International health bodies suggest the full cost could reach $25bn, once funding needed to produce doses in vast numbers and distribute them globally is taken into account.
The figure highlights the financial, political and logistical difficulties ahead, even as architects of the G20-backed online pledging conference hosted from Brussels scrambled over the weekend to hit the $8bn (7.5m euros) benchmark.
“We are calling it a downpayment on a much larger set of asks to come,” Joe Cerrell, head of global policy and advocacy for the Bill & Melinda Gates Foundation, told the FT. “The G20 seems to be taking pretty seriously the scale of the cause — now it’s important to get more into the nature of the financing needed.”
European officials hope at least 30 countries will take part in the Brussels event, which is part of a wider international initiative launched by the World Health Organization last month to boost testing, treatment and the search for a vaccine.
The G20 and other nations are expected to pledge money — although the US, which announced last month it was suspending funding to the WHO, has not publicly said it will participate.
European leaders acknowledged on Sunday that the first $8bn would cover only “initial needs” and said manufacturing and delivering pandemic medicines on a global scale would “require resources well above the target”.
“The funds that we raise will kick-start an unprecedented global co-operation between scientists and regulators, industry and governments, international organisations, foundations and healthcare professionals,” said an article in The Independent, co-authored by Ursula von der Leyen, European Commission president, Charles Michel, her European Council counterpart, and the leaders of France, Germany, Italy and Norway.
“If we can develop a vaccine that is produced by the world, for the whole world, this will be a unique global public good of the 21st century,” it added.
Organisers of the Brussels event acknowledge that funding the search for a vaccine — 200 candidates for which are under consideration by scientists — is only the first in a series of big financial demands.
Pharmaceutical companies have already called for some kind of assurance via upfront payments for the risks they will take on in investing large sums to expand manufacturing capacity to meet demand for a vaccine.
Seth Berkley, head of Gavi, an international organisation that uses donor funding to supply vaccines to the world’s poorest countries, said discussions were under way to repurpose financial mechanisms previously deployed for other vaccines for coronavirus.
These include the International Finance Facility for Immunisation (Iffim), which allows donor governments to “front-load” support by swiftly disbursing money raised on capital markets. The funding is underwritten by guarantees it will be reimbursed from future aid budgets.
Gavi has also used “Advanced Market Commitments”, which reduce uncertainty by using aid pledges to guarantee vaccine companies a large volume of purchases.
Concerns have also been raised over ensuring money pledged at the Brussels conference is spent accountably and equitably.

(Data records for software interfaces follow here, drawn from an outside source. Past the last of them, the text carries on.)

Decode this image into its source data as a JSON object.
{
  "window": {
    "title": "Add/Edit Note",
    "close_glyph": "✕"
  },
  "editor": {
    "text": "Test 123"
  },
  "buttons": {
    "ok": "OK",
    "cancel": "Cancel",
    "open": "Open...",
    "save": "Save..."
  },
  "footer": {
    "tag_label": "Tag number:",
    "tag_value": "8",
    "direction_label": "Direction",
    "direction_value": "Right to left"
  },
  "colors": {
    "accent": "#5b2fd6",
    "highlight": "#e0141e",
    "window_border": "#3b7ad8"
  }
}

Anna Marriott, health policy manager for Oxfam, the international aid agency, said there must be a clear plan that puts “frontline workers and vulnerable people, including those in poor countries, at the front of the queue”.

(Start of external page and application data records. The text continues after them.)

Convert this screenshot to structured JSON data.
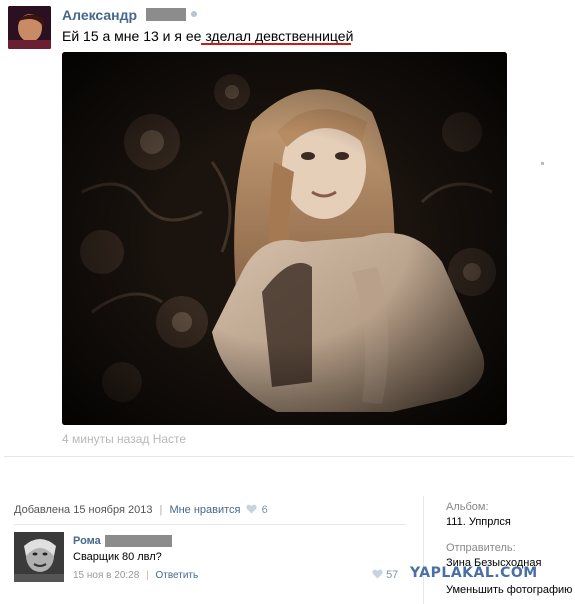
{
  "post": {
    "author": "Александр",
    "text": "Ей 15 а мне 13 и я ее зделал девственницей",
    "timestamp": "4 минуты назад Насте"
  },
  "photo_meta": {
    "added": "Добавлена 15 ноября 2013",
    "like_label": "Мне нравится",
    "like_count": "6"
  },
  "comment": {
    "author": "Рома",
    "text": "Сварщик 80 лвл?",
    "date": "15 ноя в 20:28",
    "reply_label": "Ответить",
    "likes": "57"
  },
  "sidebar": {
    "album_label": "Альбом:",
    "album_value": "111. Уппрлся",
    "sender_label": "Отправитель:",
    "sender_value": "Зина Безысходная",
    "shrink_link": "Уменьшить фотографию"
  },
  "watermark": "YAPLAKAL.COM",
  "colors": {
    "link_blue": "#45688e",
    "underline_red": "#d11818",
    "redaction_gray": "#8c8c8c"
  }
}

“Government donors should ensure that the money they pledge comes with conditions attached, to guarantee successful treatments and vaccines are available to everybody, free of charge,” she said. “The priority is the public good, not big pharmaceutical company profits.”
Aid organisations have also expressed concern that resources could be over-concentrated on vaccines, at the expense of other essential ways to tackle Covid-19, including diagnostic tests and therapeutics.
“I’m just a little concerned about the current efforts being too vaccine and research and development-focused,” said the head of one leading organisation.